LORD ANNAN: ... my great mentor... well, I had in fact, as an undergraduate, acted in the Marlowe Society, and my great mentor, George Rylands, who was a famous producer of Shakespeare and... I mean, Peter Hall, John Barton and all these people were under him at one time or another... and he said to me, "Look, couldn't you come out? I know you speak some German, and you have some experience, after all, of acting in the Marlowe." So I said, "Well, what part do you... are you offering me?" "Well," he said, "in the White Devil, you're just the man for Cardinal Monticelso." I said, "What happens to him?" "Well, he's made Pope in Act IV." (Laughs) So I thought, "Well, I can go no higher." So that was my last performance on the stage. And we went in to Berlin, and we... it was very extraordinary, because we played in a little gem of a theatre called the Renaissance Theater, and the old men there who made you up, who were the stage hands, who were in front of house people, they were emaciated. Some of them just keeled over from starvation during that terrible hot weather. They had very, very, very short rations in Berlin, owing to the blockade. But they were absolutely behind us from the start. God knows what the (Laughs) Berlin population made of us as actors, but they were appreciative. And of course, we had a most enormously enjoyable time. One forgets, you know, that even during these so-called crises, it's such fun (Laughs), it's such fun - you know, there's such tremendous vitality in the air, and... certainly there was then. And we also, of course, watched the German professional companies rehearsing - that was an education.

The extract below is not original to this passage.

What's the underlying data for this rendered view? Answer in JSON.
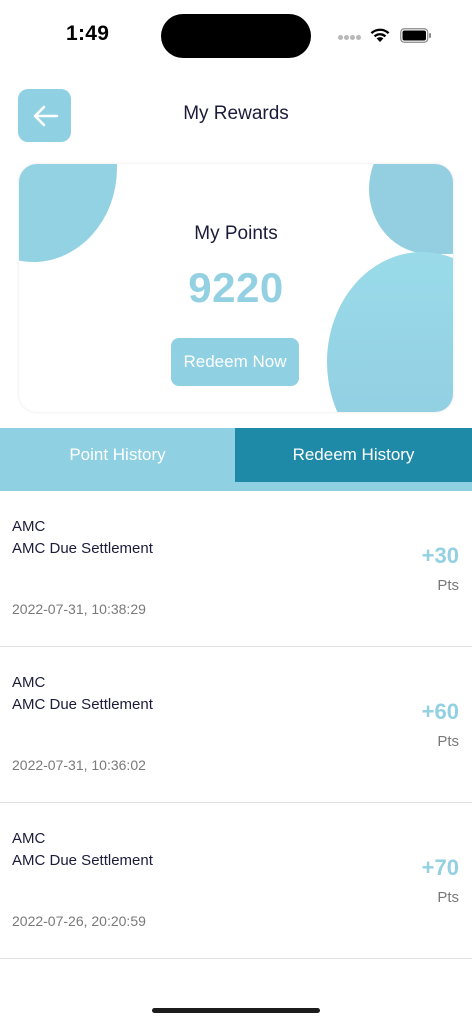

INT: Tell me, Sir, do you think the Soviets could have won the hearts and the minds of most Germans at this time?
LORD ANNAN: Not a hope, I think. Their reason for that was, of course, that...
INT: Maybe if you could start by...

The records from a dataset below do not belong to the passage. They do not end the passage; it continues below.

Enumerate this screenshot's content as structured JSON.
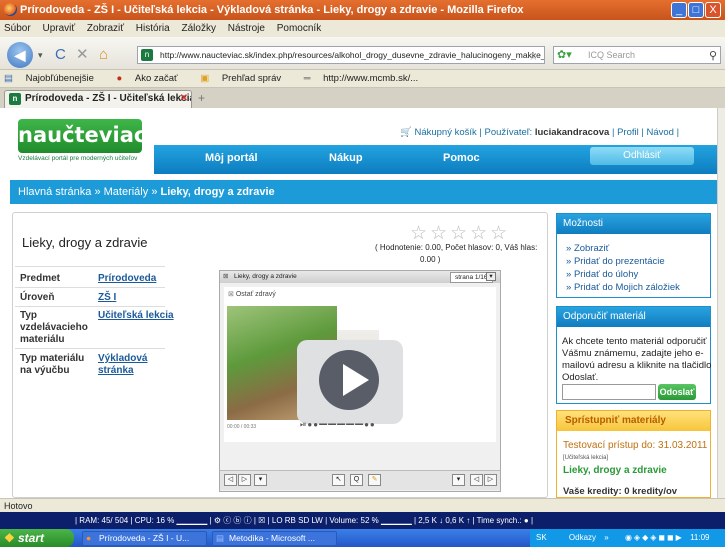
{
  "window": {
    "title": "Prírodoveda - ZŠ I - Učiteľská lekcia - Výkladová stránka - Lieky, drogy a zdravie - Mozilla Firefox",
    "controls": [
      "_",
      "□",
      "X"
    ]
  },
  "menu": [
    "Súbor",
    "Upraviť",
    "Zobraziť",
    "História",
    "Záložky",
    "Nástroje",
    "Pomocník"
  ],
  "toolbar": {
    "url": "http://www.naucteviac.sk/index.php/resources/alkohol_drogy_dusevne_zdravie_halucinogeny_makke_r",
    "search_placeholder": "ICQ Search"
  },
  "bookmarks": [
    "Najobľúbenejšie",
    "Ako začať",
    "Prehľad správ",
    "http://www.mcmb.sk/..."
  ],
  "tab": {
    "label": "Prírodoveda - ZŠ I - Učiteľská lekcia ...",
    "new_tab": "+"
  },
  "site": {
    "logo": "naučteviac.sk",
    "logo_sub": "Vzdelávací portál pre moderných učiteľov",
    "cart": "Nákupný košík",
    "user_prefix": "Používateľ:",
    "username": "luciakandracova",
    "profile": "Profil",
    "guide": "Návod",
    "nav": [
      "Môj portál",
      "Nákup",
      "Pomoc"
    ],
    "logout": "Odhlásiť",
    "breadcrumb_home": "Hlavná stránka",
    "breadcrumb_sep": "»",
    "breadcrumb_mid": "Materiály",
    "breadcrumb_current": "Lieky, drogy a zdravie"
  },
  "material": {
    "title": "Lieky, drogy a zdravie",
    "rating_line1": "( Hodnotenie: 0.00,   Počet hlasov: 0,   Váš hlas:",
    "rating_line2": "0.00 )",
    "stars": [
      "☆",
      "☆",
      "☆",
      "☆",
      "☆"
    ],
    "meta": [
      {
        "label": "Predmet",
        "value": "Prírodoveda"
      },
      {
        "label": "Úroveň",
        "value": "ZŠ I"
      },
      {
        "label": "Typ vzdelávacieho materiálu",
        "value": "Učiteľská lekcia"
      },
      {
        "label": "Typ materiálu na výučbu",
        "value": "Výkladová stránka"
      }
    ]
  },
  "viewer": {
    "header": "Lieky, drogy a zdravie",
    "page_indicator": "strana 1/16",
    "slide_label": "Ostať zdravý",
    "time": "00:00 / 00:33"
  },
  "options": {
    "header": "Možnosti",
    "items": [
      "Zobraziť",
      "Pridať do prezentácie",
      "Pridať do úlohy",
      "Pridať do Mojich záložiek"
    ]
  },
  "recommend": {
    "header": "Odporučiť materiál",
    "text": "Ak chcete tento materiál odporučiť Vášmu známemu, zadajte jeho e-mailovú adresu a kliknite na tlačidlo Odoslať.",
    "send": "Odoslať"
  },
  "access": {
    "header": "Sprístupniť materiály",
    "trial": "Testovací prístup do: 31.03.2011",
    "tag": "[Učiteľská lekcia]",
    "material": "Lieky, drogy a zdravie",
    "credits": "Vaše kredity: 0 kredity/ov"
  },
  "status": {
    "text": "Hotovo"
  },
  "sysbar": {
    "text": "| RAM:  45/ 504 | CPU:  16 %  ▁▁▁▁▁ |  ⚙ ⓒ ⓑ ⓘ  |  ☒  |  LO  RB  SD  LW  | Volume:  52 %  ▁▁▁▁▁ |   2,5 K ↓    0,6 K ↑  | Time synch.:  ● |"
  },
  "taskbar": {
    "start": "start",
    "items": [
      "Prírodoveda - ZŠ I - U...",
      "Metodika - Microsoft ..."
    ],
    "lang": "SK",
    "links": "Odkazy",
    "clock": "11:09"
  }
}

LORD ANNAN: I beg your pardon, I beg your pardon. It's often put to me: "Well, how was it that the Russians were so unpopular, really, in Germany?" Of course, we forget, you know, that the war on the Russian front was of a brutality unknown on the Western front, even though the SS committed terrible atrocities in the West, but it was nothing to what they did in Russia. And the whole devastation of cities in Russia produced the feeling where the Russians were jolly well going to take it out of the Germans, and they sacked their cities when they came in, they raped, they did everything that a real conquering army in the 17th century did, to teach the Germans a lesson. Well, OK, that may be one way of dealing with the problem, but it doesn't make you popular. And I think also, too, many Germans perfectly well understood that brown, the Ncolours, were becoming red overnight. After all, the methods in some ways were the same, or at any rate very similar, of forcing peopleto do things against their will.
INT: Tell me... moving on just a little bit, Sir...February '46 - Churchill makes a speech in Fulton, Missouri. What were your thoughts about that speech?
LORD ANNAN: Great relief. You see, if you were in the thick of it, recognising what was happening actually, and the pressures that were being put, and the threat to the free world from Soviet Communism, the fact that somebody spoke in that way was an enormous encouragement. But don't forget that Stalin made the equivalent of a Fulton speech months earlier, in which he told the Soviet Union: "These people who you... we call them the Allies, but they are in fact the capitalist enemies that are... eternal enemies to our civilisation..."
(A bit of preliminary talk)